“More deals are falling apart these days than I’ve seen in the last couple of years,” he said.
Nationwide, elevated mortgage rates have hurt home sales. The number of sales of existing homes, which excludes new construction, fell 3.3% in June to an adjusted annual rate of 4.16 million, which is the slowest pace since January, the National Association of Realtors said Thursday. Sales were down 18.9% last month from a year ago.
Meanwhile on Long Island, sales have picked up recently but are similarly lower than last year's level. There were 2,235 closed sales last month, which was up 14.6% from May. But the number of deals was 23.7% fewer in June 2022.
The Federal Reserve will announce its monetary policy plans next week at a meeting of the Federal Open Market Committee.

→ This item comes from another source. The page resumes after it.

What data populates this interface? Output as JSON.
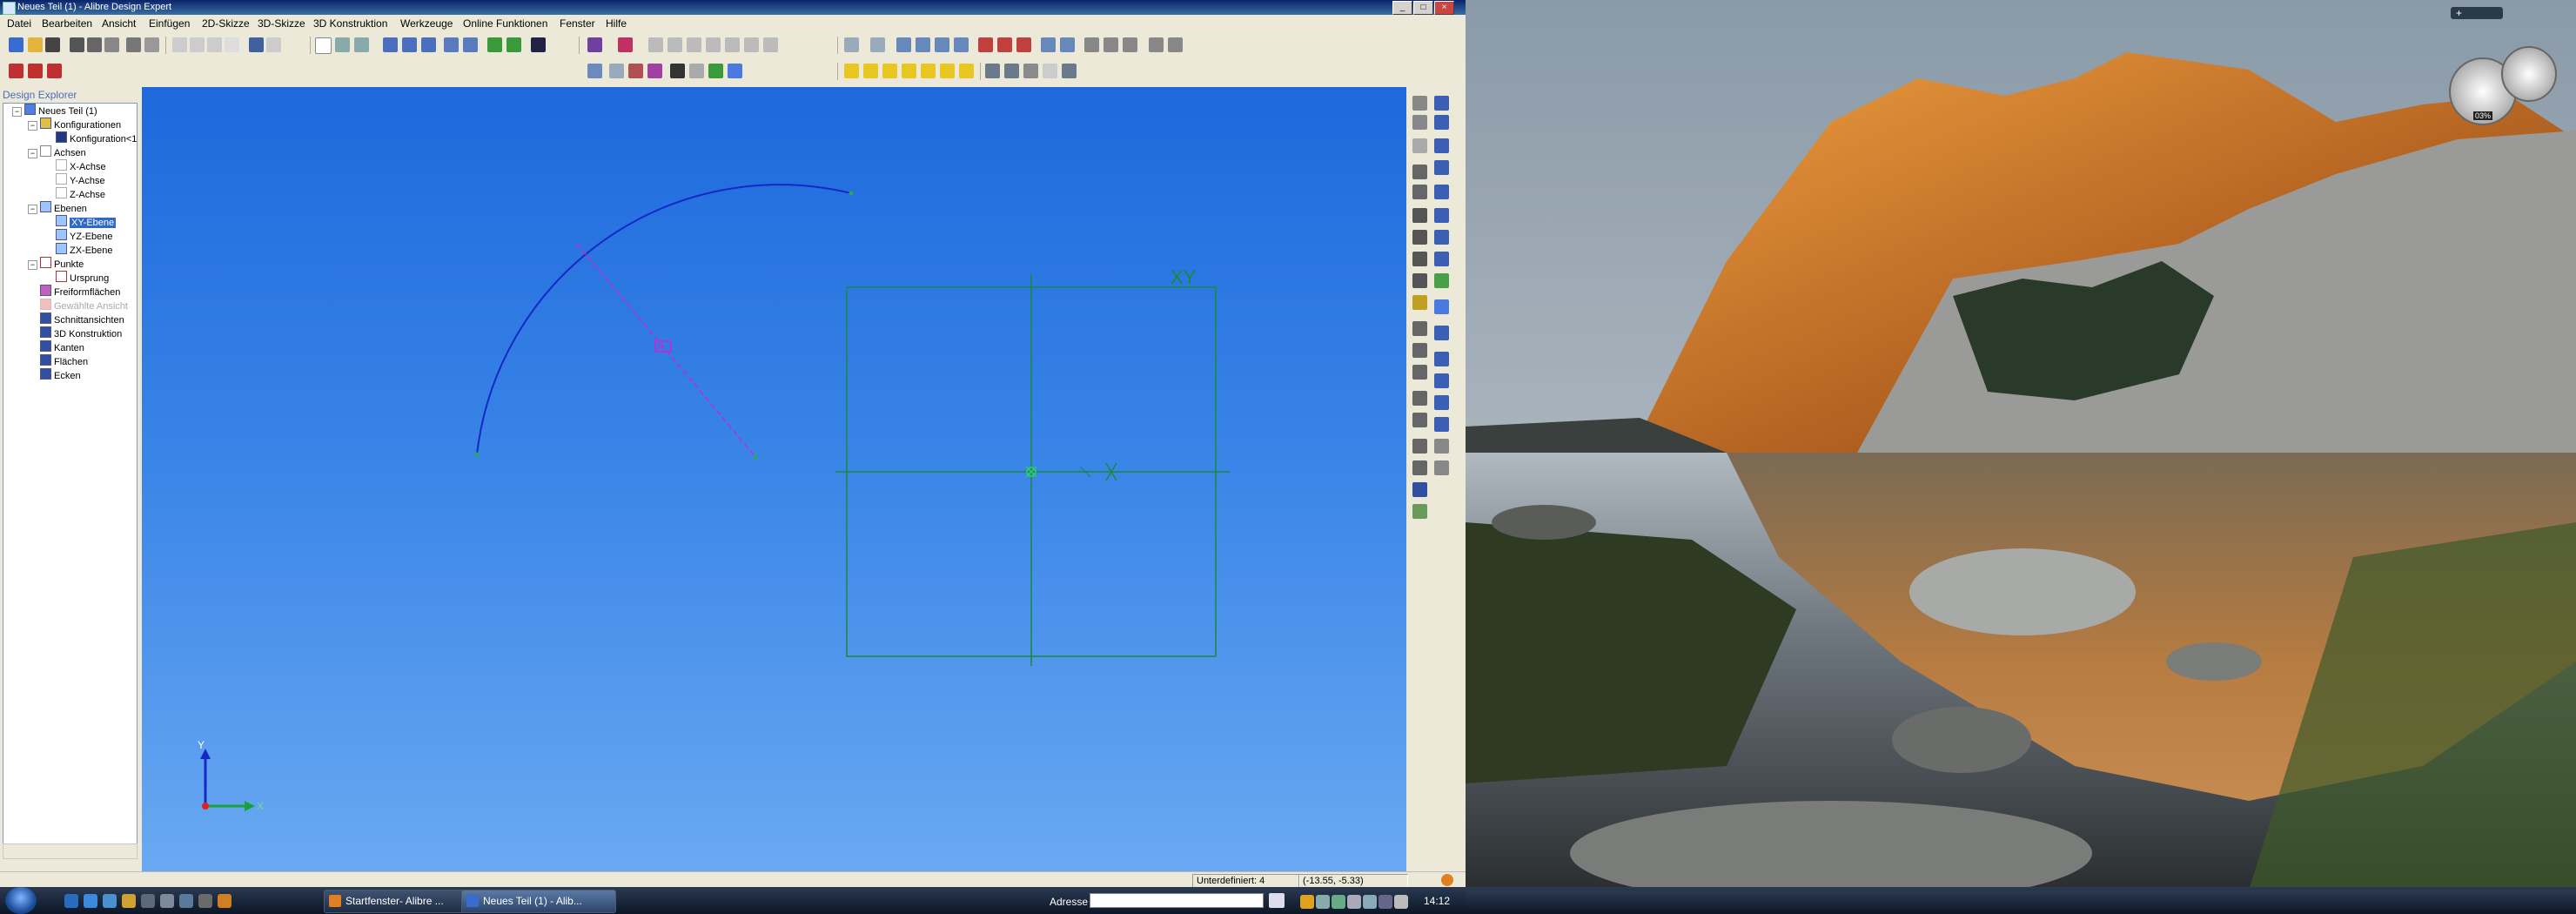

Economists expect the Fed to raise its benchmark interest rate once more on July 26, according to a Reuters poll.
The Fed’s actions influence the yield on 10-year U.S. Treasurys, which typically move in the same direction as mortgage rates.
Potential homebuyers watching mortgage rates should pay particular attention to future inflation reports, said Odeta Kushi, deputy chief economist at First American Financial Corp., a provider of title insurance and settlement services.
"Inflation is really guiding the Fed's monetary policy decisions and will be the key determinant for where mortgage rates head," she said. " … Higher recession risk tends to put downward pressure on mortgage rates and higher inflation expectations put upward pressure on mortgage rates."